Early Intervention Foundation publishes annual analysis

The cost of picking up the pieces from damaging social problems affecting children, young people and families such as domestic violence, mental health, child abuse and neglect, unemployment and youth crime remains almost £17 billion a year, new research shows.

The headline figure, equivalent to £287 per person in England and Wales, remains stubbornly around the level found last year although the cost breakdown has changed, according to new analysis by the Early Intervention Foundation (EIF) charity.

Particularly worrying, says EIF, is the estimated £5.2 billion associated with cases of domestic violence and abuse, a figure up from £4 billion in the last year because of a 6 per cent increase in recorded cases.

More positively, the reduction in expenditure on benefits for 18 to 24-year-olds from £3.7 billion down to £2.6 billion – due to fewer numbers of young people not in education, employment or training (NEETs) – is welcome.

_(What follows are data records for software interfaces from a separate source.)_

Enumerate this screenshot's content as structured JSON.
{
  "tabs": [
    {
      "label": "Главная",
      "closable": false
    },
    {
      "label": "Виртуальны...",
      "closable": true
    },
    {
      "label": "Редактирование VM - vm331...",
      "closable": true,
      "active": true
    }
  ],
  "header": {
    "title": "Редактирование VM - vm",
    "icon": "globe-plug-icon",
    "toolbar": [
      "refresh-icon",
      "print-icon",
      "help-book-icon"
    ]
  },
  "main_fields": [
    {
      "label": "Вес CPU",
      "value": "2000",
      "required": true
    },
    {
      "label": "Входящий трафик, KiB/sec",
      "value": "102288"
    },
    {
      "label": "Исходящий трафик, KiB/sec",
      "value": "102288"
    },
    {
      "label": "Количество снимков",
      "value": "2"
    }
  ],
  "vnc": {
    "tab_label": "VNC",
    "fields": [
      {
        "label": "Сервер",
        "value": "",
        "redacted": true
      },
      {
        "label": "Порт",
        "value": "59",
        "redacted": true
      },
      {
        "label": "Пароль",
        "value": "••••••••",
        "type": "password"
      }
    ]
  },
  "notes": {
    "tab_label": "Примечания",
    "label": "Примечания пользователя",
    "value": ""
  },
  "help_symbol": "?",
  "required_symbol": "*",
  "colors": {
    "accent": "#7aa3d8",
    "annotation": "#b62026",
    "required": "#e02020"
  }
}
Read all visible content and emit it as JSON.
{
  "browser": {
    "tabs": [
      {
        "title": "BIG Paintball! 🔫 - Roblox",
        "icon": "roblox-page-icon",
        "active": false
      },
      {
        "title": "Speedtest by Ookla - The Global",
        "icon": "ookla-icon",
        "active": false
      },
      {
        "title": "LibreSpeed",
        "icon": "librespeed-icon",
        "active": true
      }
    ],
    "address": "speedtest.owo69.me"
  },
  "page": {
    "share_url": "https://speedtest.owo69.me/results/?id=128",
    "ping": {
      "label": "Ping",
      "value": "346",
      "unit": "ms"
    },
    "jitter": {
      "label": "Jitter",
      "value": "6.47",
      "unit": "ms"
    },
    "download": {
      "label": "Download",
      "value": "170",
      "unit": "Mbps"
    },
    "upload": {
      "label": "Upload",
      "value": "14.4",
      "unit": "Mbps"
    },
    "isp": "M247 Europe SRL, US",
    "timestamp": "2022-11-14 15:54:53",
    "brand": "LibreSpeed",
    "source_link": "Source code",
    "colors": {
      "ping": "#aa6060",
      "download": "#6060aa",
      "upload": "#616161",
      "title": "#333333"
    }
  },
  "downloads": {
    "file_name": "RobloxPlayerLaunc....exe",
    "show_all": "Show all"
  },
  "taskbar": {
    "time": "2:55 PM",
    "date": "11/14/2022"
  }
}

EIF says that this analysis only counts the immediate annual costs of acute services and benefits. It does not capture the longer-term or wider social costs of intervening later rather than earlier, which can last a lifetime or even across generations.

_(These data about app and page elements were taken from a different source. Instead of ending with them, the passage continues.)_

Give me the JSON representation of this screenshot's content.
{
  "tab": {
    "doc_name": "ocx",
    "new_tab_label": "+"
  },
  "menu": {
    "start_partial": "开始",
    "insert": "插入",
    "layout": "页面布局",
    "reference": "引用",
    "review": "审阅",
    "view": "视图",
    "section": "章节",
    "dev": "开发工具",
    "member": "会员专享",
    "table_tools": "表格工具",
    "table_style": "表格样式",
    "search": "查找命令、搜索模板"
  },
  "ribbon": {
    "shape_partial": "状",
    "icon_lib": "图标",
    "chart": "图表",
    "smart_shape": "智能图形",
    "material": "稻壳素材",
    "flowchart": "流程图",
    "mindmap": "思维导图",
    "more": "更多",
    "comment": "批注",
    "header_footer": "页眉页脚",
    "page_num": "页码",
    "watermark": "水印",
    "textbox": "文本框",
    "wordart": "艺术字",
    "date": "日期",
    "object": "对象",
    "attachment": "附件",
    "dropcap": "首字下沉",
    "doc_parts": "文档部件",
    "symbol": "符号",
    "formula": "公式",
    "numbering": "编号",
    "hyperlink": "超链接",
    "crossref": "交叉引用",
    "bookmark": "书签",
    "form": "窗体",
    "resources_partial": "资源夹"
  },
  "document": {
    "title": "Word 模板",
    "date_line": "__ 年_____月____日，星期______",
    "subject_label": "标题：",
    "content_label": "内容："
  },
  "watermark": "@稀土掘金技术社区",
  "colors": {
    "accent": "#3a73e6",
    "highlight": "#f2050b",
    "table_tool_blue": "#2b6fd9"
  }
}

The new EIF analysis shows local government are having to pick up the largest share of the national late intervention spend (£6.4 billion), followed by the NHS with £3.7 billion and DWP with welfare costs of £2.7 billion.
The cost per person of late intervention varies significantly across local authorities in England – from as low as £164 to as high as £531. This variation is linked to the level of local deprivation, with areas and regions that are more deprived generally having higher levels of late intervention spend per person.

To read the report, click here.